It looks a comfortable way of getting about too, for both riders and passengers with its 4” fat tyres and front suspension. Recommended height range is 4’10” to 6’2″ and it’s a Class 3 e-bike capable of 20 mph on throttle-only and 26 mph in pedal assist. It packs a 750W rear hub motor and a 650Wh lockable / removable battery. There’s a nod to full-on mopeds too with rear turn indicators and brake light.
It retails at $2699 and is available now.
Addmotor Launch Budget E-trike
Electric trikes are clearly a coming trend; with Lectric and Rad Power both launching good value models in the not too distant past. Now comes Addmotor’s CityTri E-310 trike – the company have many e-trikes in their range already but this is their lowest priced yet – it will be available to buy next month for $1999.

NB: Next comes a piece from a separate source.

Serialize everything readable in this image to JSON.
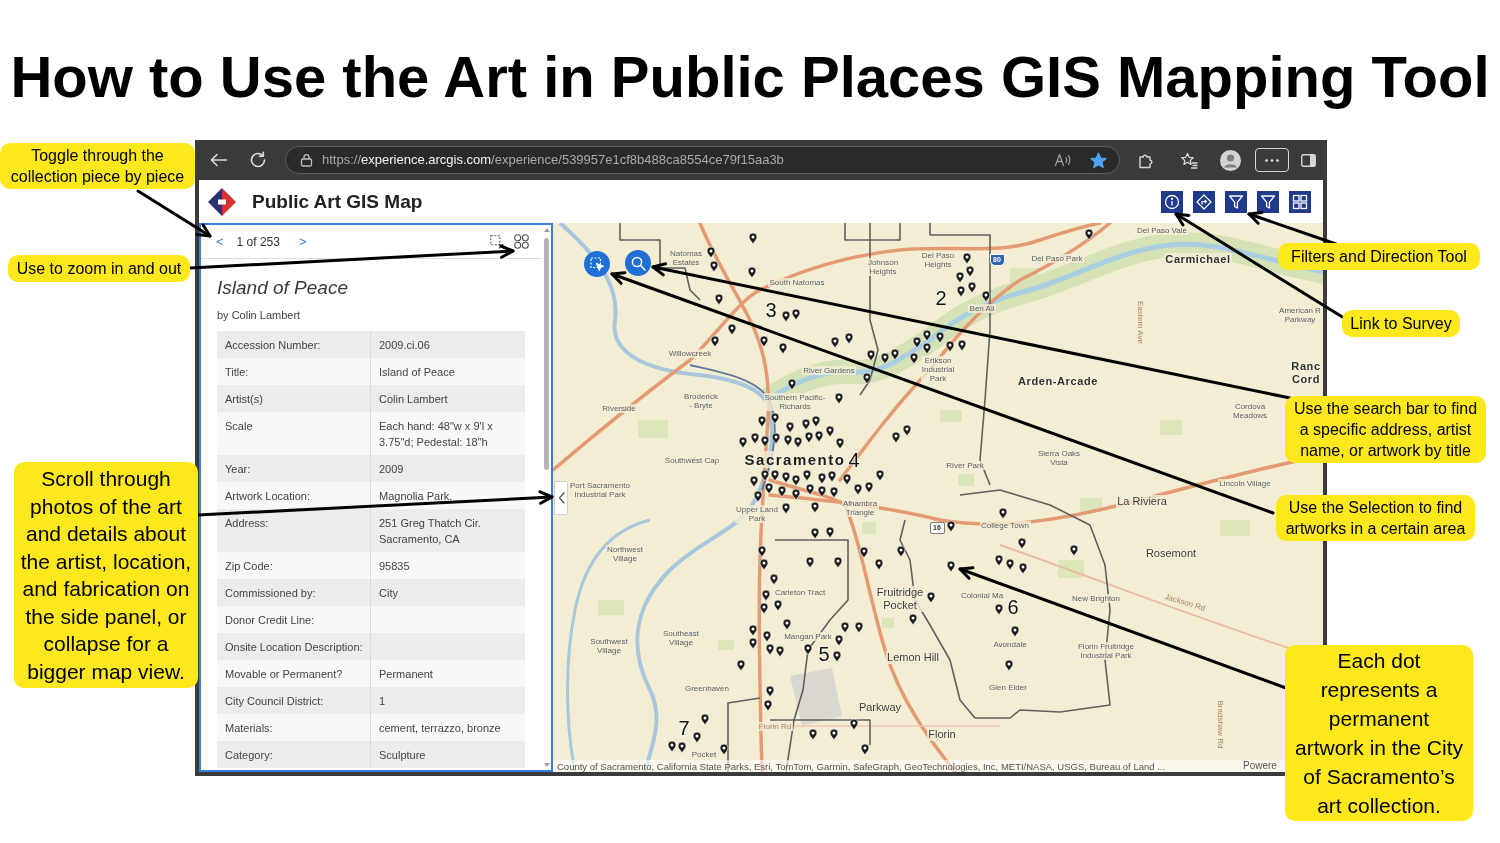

What’s more it’s a folding model with a 20mph top speed, a rear axle drive motor and a 960Wh battery. Whilst it’s pricier than some of the competition its higher speed and smaller wheels should make for a sportier ride – but beware of tipping!
Mihogo Mini Crowdfunds

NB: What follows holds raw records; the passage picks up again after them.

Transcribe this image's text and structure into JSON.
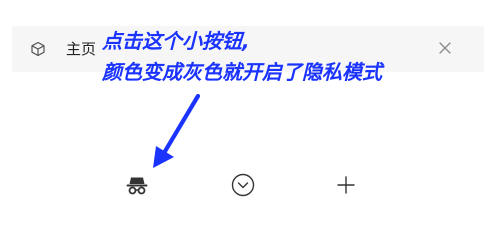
{
  "tab": {
    "title": "主页",
    "icon": "cube-icon",
    "close_icon": "close-icon"
  },
  "annotation": {
    "line1": "点击这个小按钮,",
    "line2": "颜色变成灰色就开启了隐私模式",
    "color": "#1a33ff"
  },
  "controls": {
    "incognito_icon": "incognito-icon",
    "dropdown_icon": "chevron-circle-icon",
    "add_icon": "plus-icon"
  },
  "colors": {
    "tab_background": "#f6f6f6",
    "icon": "#333333",
    "annotation": "#1a33ff"
  }
}
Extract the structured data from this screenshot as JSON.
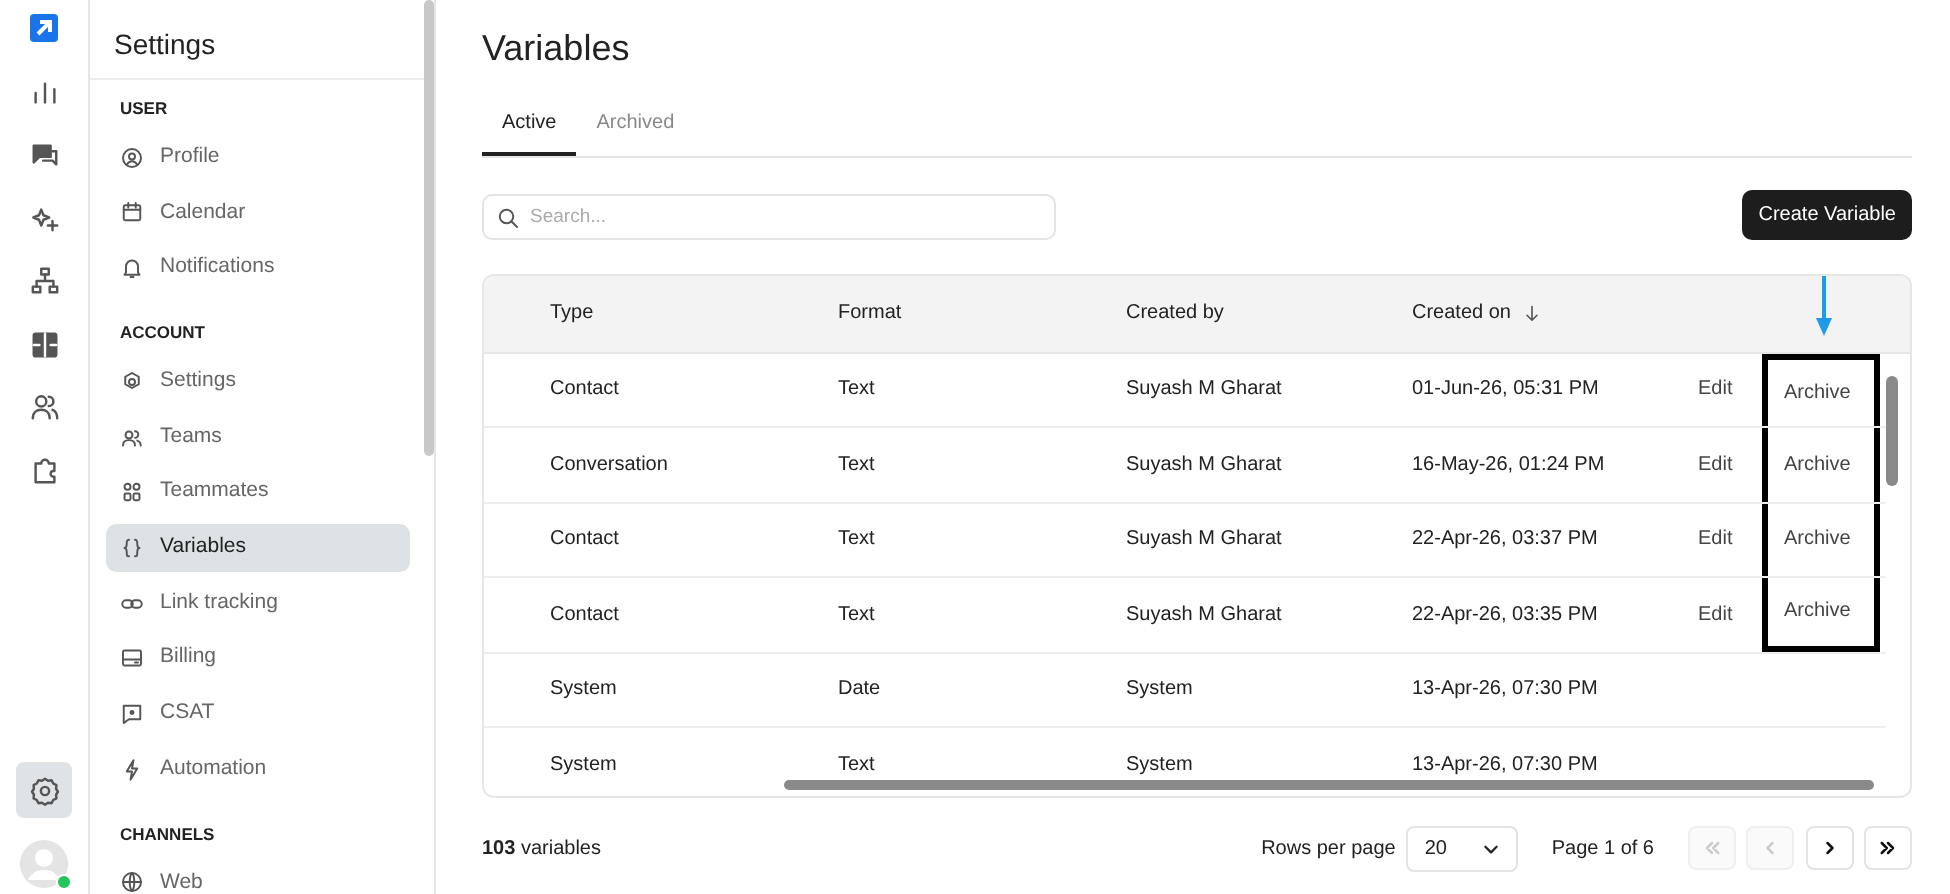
{
  "rail": {
    "items": [
      {
        "selected": false
      },
      {
        "selected": false
      },
      {
        "selected": false
      },
      {
        "selected": false
      },
      {
        "selected": false
      },
      {
        "selected": false
      },
      {
        "selected": false
      }
    ],
    "settings_selected": true,
    "user_online": true
  },
  "sidebar": {
    "title": "Settings",
    "sections": [
      {
        "heading": "USER",
        "items": [
          {
            "label": "Profile",
            "selected": false
          },
          {
            "label": "Calendar",
            "selected": false
          },
          {
            "label": "Notifications",
            "selected": false
          }
        ]
      },
      {
        "heading": "ACCOUNT",
        "items": [
          {
            "label": "Settings",
            "selected": false
          },
          {
            "label": "Teams",
            "selected": false
          },
          {
            "label": "Teammates",
            "selected": false
          },
          {
            "label": "Variables",
            "selected": true
          },
          {
            "label": "Link tracking",
            "selected": false
          },
          {
            "label": "Billing",
            "selected": false
          },
          {
            "label": "CSAT",
            "selected": false
          },
          {
            "label": "Automation",
            "selected": false
          }
        ]
      },
      {
        "heading": "CHANNELS",
        "items": [
          {
            "label": "Web",
            "selected": false
          }
        ]
      }
    ]
  },
  "page": {
    "title": "Variables",
    "tabs": [
      {
        "label": "Active",
        "selected": true
      },
      {
        "label": "Archived",
        "selected": false
      }
    ],
    "search": {
      "placeholder": "Search..."
    },
    "create_button": "Create Variable",
    "table": {
      "columns": [
        {
          "label": "Type",
          "sorted": false
        },
        {
          "label": "Format",
          "sorted": false
        },
        {
          "label": "Created by",
          "sorted": false
        },
        {
          "label": "Created on",
          "sorted": true
        }
      ],
      "rows": [
        {
          "type": "Contact",
          "format": "Text",
          "created_by": "Suyash M Gharat",
          "created_on": "01-Jun-26, 05:31 PM",
          "actions": [
            "Edit",
            "Archive"
          ],
          "highlighted": true
        },
        {
          "type": "Conversation",
          "format": "Text",
          "created_by": "Suyash M Gharat",
          "created_on": "16-May-26, 01:24 PM",
          "actions": [
            "Edit",
            "Archive"
          ],
          "highlighted": true
        },
        {
          "type": "Contact",
          "format": "Text",
          "created_by": "Suyash M Gharat",
          "created_on": "22-Apr-26, 03:37 PM",
          "actions": [
            "Edit",
            "Archive"
          ],
          "highlighted": true
        },
        {
          "type": "Contact",
          "format": "Text",
          "created_by": "Suyash M Gharat",
          "created_on": "22-Apr-26, 03:35 PM",
          "actions": [
            "Edit",
            "Archive"
          ],
          "highlighted": true
        },
        {
          "type": "System",
          "format": "Date",
          "created_by": "System",
          "created_on": "13-Apr-26, 07:30 PM",
          "actions": [],
          "highlighted": false
        },
        {
          "type": "System",
          "format": "Text",
          "created_by": "System",
          "created_on": "13-Apr-26, 07:30 PM",
          "actions": [],
          "highlighted": false
        }
      ]
    },
    "footer": {
      "count": "**103** variables",
      "rows_per_page_label": "Rows per page",
      "rows_per_page": "20",
      "page_info": "Page 1 of 6",
      "pager": [
        {
          "disabled": true
        },
        {
          "disabled": true
        },
        {
          "disabled": false
        },
        {
          "disabled": false
        }
      ]
    }
  }
}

The Mihogo Mini is a small bike that looks to do as much as it is possible to do for a small e-bike. The designers have crammed in the ability to fix a bag and basket to the front, a seat on the mainframe and another child seat on the rear. It has fold-down handlebars too and packs a large 768Wh battery with a quoted top speed of 22mph. Claimed weight is 19kg / 42 lbs (not surprising when you learn it has what looks to be a sturdily-constructed steel frame).
Up to 50% pre-launch crowdfunding discounts are available making the bike available from US$399 with estimated shipping in October 2023 – though of course the usual buyer beware caveats apply when purchasing via a crowdfunding campaign.
Is A National Compulsory Safety Standard for Micromobility Batteries on the Horizon?
The Consumer Product Safety Commission make the regulations on what standards consumer products should be made to in order to ensure public safety and their current public hearing is looking at lithium-ion battery safety – and of course it is this battery chemistry that is used on e-bikes and e-scooters in the US and around the world.
Firstly, there was broad agreement from the experts present that, as Mike Fritz of Human Powered Solutions put it, ‘mandatory safety standards regulating the integrity of lithium-ion battery packs are needed urgently; minimally, UL 2271 needs to be mandated immediately’.
Secondly there needs to be sufficient enforcement of any forthcoming rules – whether that’s policing imports or looking into what can be done about the many potentially substandard batteries that are already out there.
Van Moof Bankruptcy – The Saga Continues
For the past few weeks we have been following the twists and turns in the wake of global urban e-bike brand Van Moof declaring bankruptcy.
‘Micromobility, the global shared micromobility operator, has dropped out of the race to restart VanMoof, following the Dutch e-bike brand’s bankruptcy last month.’
This may well not be the last time we cover this as the report adds ‘Reports online suggest that a number of other parties remain in the running to takeover VanMoof, including Trek, KKR, who recently acquired the Accell Group, and an undisclosed German company.
Some believe that VanMoof’s original founders, Taco and Ties Carlier, could be planning to lead a rebirth of the brand with outside investment.’
Riese and Muller’s New Bike Boxes Can be Reused up to 30 Times
‘The BikeBox from circular logistics, which Riese & Müller helped to develop, is made entirely of polypropylene, a material that is highly durable, resilient, easy to recycle and can be reused up to 30 times. This saves around 80% of CO2 compared to conventional packaging. The reusable BikeBoxes are the same size as the cardboard boxes used now. Once the eBikes are removed, the BikeBoxes are quick and easy to fold down so that they can be sent back via the usual transport routes. This reduces the accumulating volume of waste by 95%, which equates to around 880 tonnes of cardboard per year saved.’